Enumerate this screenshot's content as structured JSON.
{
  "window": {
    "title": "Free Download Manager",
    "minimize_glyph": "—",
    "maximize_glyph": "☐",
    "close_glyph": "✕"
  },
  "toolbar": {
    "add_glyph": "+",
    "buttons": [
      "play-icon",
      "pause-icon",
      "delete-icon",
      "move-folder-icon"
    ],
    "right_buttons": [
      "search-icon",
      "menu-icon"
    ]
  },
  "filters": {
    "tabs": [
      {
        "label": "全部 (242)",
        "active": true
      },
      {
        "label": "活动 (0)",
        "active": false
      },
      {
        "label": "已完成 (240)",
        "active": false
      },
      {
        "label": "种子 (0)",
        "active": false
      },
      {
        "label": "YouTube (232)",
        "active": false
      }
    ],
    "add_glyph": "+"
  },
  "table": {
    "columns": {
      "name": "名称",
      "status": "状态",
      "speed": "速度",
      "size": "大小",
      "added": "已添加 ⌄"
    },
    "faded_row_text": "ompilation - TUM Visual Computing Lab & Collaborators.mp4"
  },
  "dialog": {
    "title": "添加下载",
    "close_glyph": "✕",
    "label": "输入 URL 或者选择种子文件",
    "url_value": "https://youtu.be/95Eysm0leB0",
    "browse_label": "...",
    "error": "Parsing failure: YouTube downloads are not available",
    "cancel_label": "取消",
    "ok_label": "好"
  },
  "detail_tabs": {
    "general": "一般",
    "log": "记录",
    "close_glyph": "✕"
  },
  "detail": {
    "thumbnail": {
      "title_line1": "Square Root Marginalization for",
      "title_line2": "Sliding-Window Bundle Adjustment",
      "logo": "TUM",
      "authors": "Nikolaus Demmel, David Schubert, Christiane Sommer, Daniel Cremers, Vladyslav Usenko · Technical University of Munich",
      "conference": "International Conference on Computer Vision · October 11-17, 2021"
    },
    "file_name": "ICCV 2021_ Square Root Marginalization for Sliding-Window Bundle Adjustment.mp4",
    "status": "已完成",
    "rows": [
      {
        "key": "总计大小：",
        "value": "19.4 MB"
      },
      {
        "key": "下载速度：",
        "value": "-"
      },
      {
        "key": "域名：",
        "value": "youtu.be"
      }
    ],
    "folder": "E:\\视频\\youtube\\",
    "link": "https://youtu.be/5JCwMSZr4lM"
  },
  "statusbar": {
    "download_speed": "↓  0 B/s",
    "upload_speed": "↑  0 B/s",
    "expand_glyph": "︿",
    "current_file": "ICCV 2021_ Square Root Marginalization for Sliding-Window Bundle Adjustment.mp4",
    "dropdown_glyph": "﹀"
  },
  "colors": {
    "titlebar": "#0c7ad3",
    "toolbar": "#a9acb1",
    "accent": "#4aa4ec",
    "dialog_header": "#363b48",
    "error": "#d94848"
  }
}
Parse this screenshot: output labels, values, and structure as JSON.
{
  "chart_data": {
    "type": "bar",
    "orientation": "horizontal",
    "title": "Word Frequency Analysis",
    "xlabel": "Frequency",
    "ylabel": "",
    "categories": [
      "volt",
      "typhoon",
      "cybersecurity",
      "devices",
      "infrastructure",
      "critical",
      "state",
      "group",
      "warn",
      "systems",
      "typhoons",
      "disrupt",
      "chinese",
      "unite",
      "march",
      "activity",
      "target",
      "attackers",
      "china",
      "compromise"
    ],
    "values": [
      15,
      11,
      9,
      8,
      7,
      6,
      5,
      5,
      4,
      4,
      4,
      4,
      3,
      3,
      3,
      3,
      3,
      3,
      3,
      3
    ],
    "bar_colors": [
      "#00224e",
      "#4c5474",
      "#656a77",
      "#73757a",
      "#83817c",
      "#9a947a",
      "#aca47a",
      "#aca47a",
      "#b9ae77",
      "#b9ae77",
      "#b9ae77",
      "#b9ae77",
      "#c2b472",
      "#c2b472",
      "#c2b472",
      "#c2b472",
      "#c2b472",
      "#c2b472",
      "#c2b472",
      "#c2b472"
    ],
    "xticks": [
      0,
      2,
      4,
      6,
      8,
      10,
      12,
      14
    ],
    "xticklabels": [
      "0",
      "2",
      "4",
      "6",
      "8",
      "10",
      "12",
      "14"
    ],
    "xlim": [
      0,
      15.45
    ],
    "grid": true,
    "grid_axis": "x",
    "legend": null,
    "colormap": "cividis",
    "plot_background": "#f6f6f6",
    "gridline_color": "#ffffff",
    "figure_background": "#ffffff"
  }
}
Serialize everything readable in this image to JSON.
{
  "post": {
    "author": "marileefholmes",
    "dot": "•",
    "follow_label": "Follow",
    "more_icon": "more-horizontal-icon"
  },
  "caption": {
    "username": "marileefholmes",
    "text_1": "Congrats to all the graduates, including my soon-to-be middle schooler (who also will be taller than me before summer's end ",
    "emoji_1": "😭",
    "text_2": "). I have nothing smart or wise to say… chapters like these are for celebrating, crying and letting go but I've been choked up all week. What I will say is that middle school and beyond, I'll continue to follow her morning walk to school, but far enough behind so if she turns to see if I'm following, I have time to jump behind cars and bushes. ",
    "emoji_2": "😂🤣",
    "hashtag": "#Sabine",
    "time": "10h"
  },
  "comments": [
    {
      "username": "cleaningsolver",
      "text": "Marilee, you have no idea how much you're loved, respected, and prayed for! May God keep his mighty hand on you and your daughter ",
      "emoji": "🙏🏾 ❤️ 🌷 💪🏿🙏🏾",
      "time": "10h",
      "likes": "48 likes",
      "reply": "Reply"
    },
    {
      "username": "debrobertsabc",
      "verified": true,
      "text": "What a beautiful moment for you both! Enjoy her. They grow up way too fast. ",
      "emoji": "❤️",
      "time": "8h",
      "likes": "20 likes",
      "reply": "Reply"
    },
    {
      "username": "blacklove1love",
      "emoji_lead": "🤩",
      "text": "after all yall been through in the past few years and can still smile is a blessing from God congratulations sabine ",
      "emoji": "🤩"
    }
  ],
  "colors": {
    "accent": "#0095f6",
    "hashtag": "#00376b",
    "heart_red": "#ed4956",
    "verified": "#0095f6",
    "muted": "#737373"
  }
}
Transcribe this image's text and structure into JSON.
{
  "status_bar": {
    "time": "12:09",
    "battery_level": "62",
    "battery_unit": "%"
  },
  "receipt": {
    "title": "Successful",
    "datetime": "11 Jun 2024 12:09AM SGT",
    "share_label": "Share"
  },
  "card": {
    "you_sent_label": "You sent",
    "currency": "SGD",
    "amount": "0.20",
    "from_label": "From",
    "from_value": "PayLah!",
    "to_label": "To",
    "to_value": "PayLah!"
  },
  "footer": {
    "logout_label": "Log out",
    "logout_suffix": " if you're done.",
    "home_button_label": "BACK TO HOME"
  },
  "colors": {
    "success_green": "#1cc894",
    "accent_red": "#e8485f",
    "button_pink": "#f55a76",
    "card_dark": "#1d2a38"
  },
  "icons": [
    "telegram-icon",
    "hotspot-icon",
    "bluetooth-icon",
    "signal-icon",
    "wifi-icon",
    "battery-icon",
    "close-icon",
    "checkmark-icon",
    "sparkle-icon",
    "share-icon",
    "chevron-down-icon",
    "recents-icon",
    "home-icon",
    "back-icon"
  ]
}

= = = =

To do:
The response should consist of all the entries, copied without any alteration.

Solution to this task:
Enumerate this screenshot's content as structured JSON.
{
  "window": {
    "title": "Free Download Manager",
    "minimize_glyph": "—",
    "maximize_glyph": "☐",
    "close_glyph": "✕"
  },
  "toolbar": {
    "add_glyph": "+",
    "buttons": [
      "play-icon",
      "pause-icon",
      "delete-icon",
      "move-folder-icon"
    ],
    "right_buttons": [
      "search-icon",
      "menu-icon"
    ]
  },
  "filters": {
    "tabs": [
      {
        "label": "全部 (242)",
        "active": true
      },
      {
        "label": "活动 (0)",
        "active": false
      },
      {
        "label": "已完成 (240)",
        "active": false
      },
      {
        "label": "种子 (0)",
        "active": false
      },
      {
        "label": "YouTube (232)",
        "active": false
      }
    ],
    "add_glyph": "+"
  },
  "table": {
    "columns": {
      "name": "名称",
      "status": "状态",
      "speed": "速度",
      "size": "大小",
      "added": "已添加 ⌄"
    },
    "faded_row_text": "ompilation - TUM Visual Computing Lab & Collaborators.mp4"
  },
  "dialog": {
    "title": "添加下载",
    "close_glyph": "✕",
    "label": "输入 URL 或者选择种子文件",
    "url_value": "https://youtu.be/95Eysm0leB0",
    "browse_label": "...",
    "error": "Parsing failure: YouTube downloads are not available",
    "cancel_label": "取消",
    "ok_label": "好"
  },
  "detail_tabs": {
    "general": "一般",
    "log": "记录",
    "close_glyph": "✕"
  },
  "detail": {
    "thumbnail": {
      "title_line1": "Square Root Marginalization for",
      "title_line2": "Sliding-Window Bundle Adjustment",
      "logo": "TUM",
      "authors": "Nikolaus Demmel, David Schubert, Christiane Sommer, Daniel Cremers, Vladyslav Usenko · Technical University of Munich",
      "conference": "International Conference on Computer Vision · October 11-17, 2021"
    },
    "file_name": "ICCV 2021_ Square Root Marginalization for Sliding-Window Bundle Adjustment.mp4",
    "status": "已完成",
    "rows": [
      {
        "key": "总计大小：",
        "value": "19.4 MB"
      },
      {
        "key": "下载速度：",
        "value": "-"
      },
      {
        "key": "域名：",
        "value": "youtu.be"
      }
    ],
    "folder": "E:\\视频\\youtube\\",
    "link": "https://youtu.be/5JCwMSZr4lM"
  },
  "statusbar": {
    "download_speed": "↓  0 B/s",
    "upload_speed": "↑  0 B/s",
    "expand_glyph": "︿",
    "current_file": "ICCV 2021_ Square Root Marginalization for Sliding-Window Bundle Adjustment.mp4",
    "dropdown_glyph": "﹀"
  },
  "colors": {
    "titlebar": "#0c7ad3",
    "toolbar": "#a9acb1",
    "accent": "#4aa4ec",
    "dialog_header": "#363b48",
    "error": "#d94848"
  }
}
Parse this screenshot: output labels, values, and structure as JSON.
{
  "chart_data": {
    "type": "bar",
    "orientation": "horizontal",
    "title": "Word Frequency Analysis",
    "xlabel": "Frequency",
    "ylabel": "",
    "categories": [
      "volt",
      "typhoon",
      "cybersecurity",
      "devices",
      "infrastructure",
      "critical",
      "state",
      "group",
      "warn",
      "systems",
      "typhoons",
      "disrupt",
      "chinese",
      "unite",
      "march",
      "activity",
      "target",
      "attackers",
      "china",
      "compromise"
    ],
    "values": [
      15,
      11,
      9,
      8,
      7,
      6,
      5,
      5,
      4,
      4,
      4,
      4,
      3,
      3,
      3,
      3,
      3,
      3,
      3,
      3
    ],
    "bar_colors": [
      "#00224e",
      "#4c5474",
      "#656a77",
      "#73757a",
      "#83817c",
      "#9a947a",
      "#aca47a",
      "#aca47a",
      "#b9ae77",
      "#b9ae77",
      "#b9ae77",
      "#b9ae77",
      "#c2b472",
      "#c2b472",
      "#c2b472",
      "#c2b472",
      "#c2b472",
      "#c2b472",
      "#c2b472",
      "#c2b472"
    ],
    "xticks": [
      0,
      2,
      4,
      6,
      8,
      10,
      12,
      14
    ],
    "xticklabels": [
      "0",
      "2",
      "4",
      "6",
      "8",
      "10",
      "12",
      "14"
    ],
    "xlim": [
      0,
      15.45
    ],
    "grid": true,
    "grid_axis": "x",
    "legend": null,
    "colormap": "cividis",
    "plot_background": "#f6f6f6",
    "gridline_color": "#ffffff",
    "figure_background": "#ffffff"
  }
}
Serialize everything readable in this image to JSON.
{
  "post": {
    "author": "marileefholmes",
    "dot": "•",
    "follow_label": "Follow",
    "more_icon": "more-horizontal-icon"
  },
  "caption": {
    "username": "marileefholmes",
    "text_1": "Congrats to all the graduates, including my soon-to-be middle schooler (who also will be taller than me before summer's end ",
    "emoji_1": "😭",
    "text_2": "). I have nothing smart or wise to say… chapters like these are for celebrating, crying and letting go but I've been choked up all week. What I will say is that middle school and beyond, I'll continue to follow her morning walk to school, but far enough behind so if she turns to see if I'm following, I have time to jump behind cars and bushes. ",
    "emoji_2": "😂🤣",
    "hashtag": "#Sabine",
    "time": "10h"
  },
  "comments": [
    {
      "username": "cleaningsolver",
      "text": "Marilee, you have no idea how much you're loved, respected, and prayed for! May God keep his mighty hand on you and your daughter ",
      "emoji": "🙏🏾 ❤️ 🌷 💪🏿🙏🏾",
      "time": "10h",
      "likes": "48 likes",
      "reply": "Reply"
    },
    {
      "username": "debrobertsabc",
      "verified": true,
      "text": "What a beautiful moment for you both! Enjoy her. They grow up way too fast. ",
      "emoji": "❤️",
      "time": "8h",
      "likes": "20 likes",
      "reply": "Reply"
    },
    {
      "username": "blacklove1love",
      "emoji_lead": "🤩",
      "text": "after all yall been through in the past few years and can still smile is a blessing from God congratulations sabine ",
      "emoji": "🤩"
    }
  ],
  "colors": {
    "accent": "#0095f6",
    "hashtag": "#00376b",
    "heart_red": "#ed4956",
    "verified": "#0095f6",
    "muted": "#737373"
  }
}
Transcribe this image's text and structure into JSON.
{
  "status_bar": {
    "time": "12:09",
    "battery_level": "62",
    "battery_unit": "%"
  },
  "receipt": {
    "title": "Successful",
    "datetime": "11 Jun 2024 12:09AM SGT",
    "share_label": "Share"
  },
  "card": {
    "you_sent_label": "You sent",
    "currency": "SGD",
    "amount": "0.20",
    "from_label": "From",
    "from_value": "PayLah!",
    "to_label": "To",
    "to_value": "PayLah!"
  },
  "footer": {
    "logout_label": "Log out",
    "logout_suffix": " if you're done.",
    "home_button_label": "BACK TO HOME"
  },
  "colors": {
    "success_green": "#1cc894",
    "accent_red": "#e8485f",
    "button_pink": "#f55a76",
    "card_dark": "#1d2a38"
  },
  "icons": [
    "telegram-icon",
    "hotspot-icon",
    "bluetooth-icon",
    "signal-icon",
    "wifi-icon",
    "battery-icon",
    "close-icon",
    "checkmark-icon",
    "sparkle-icon",
    "share-icon",
    "chevron-down-icon",
    "recents-icon",
    "home-icon",
    "back-icon"
  ]
}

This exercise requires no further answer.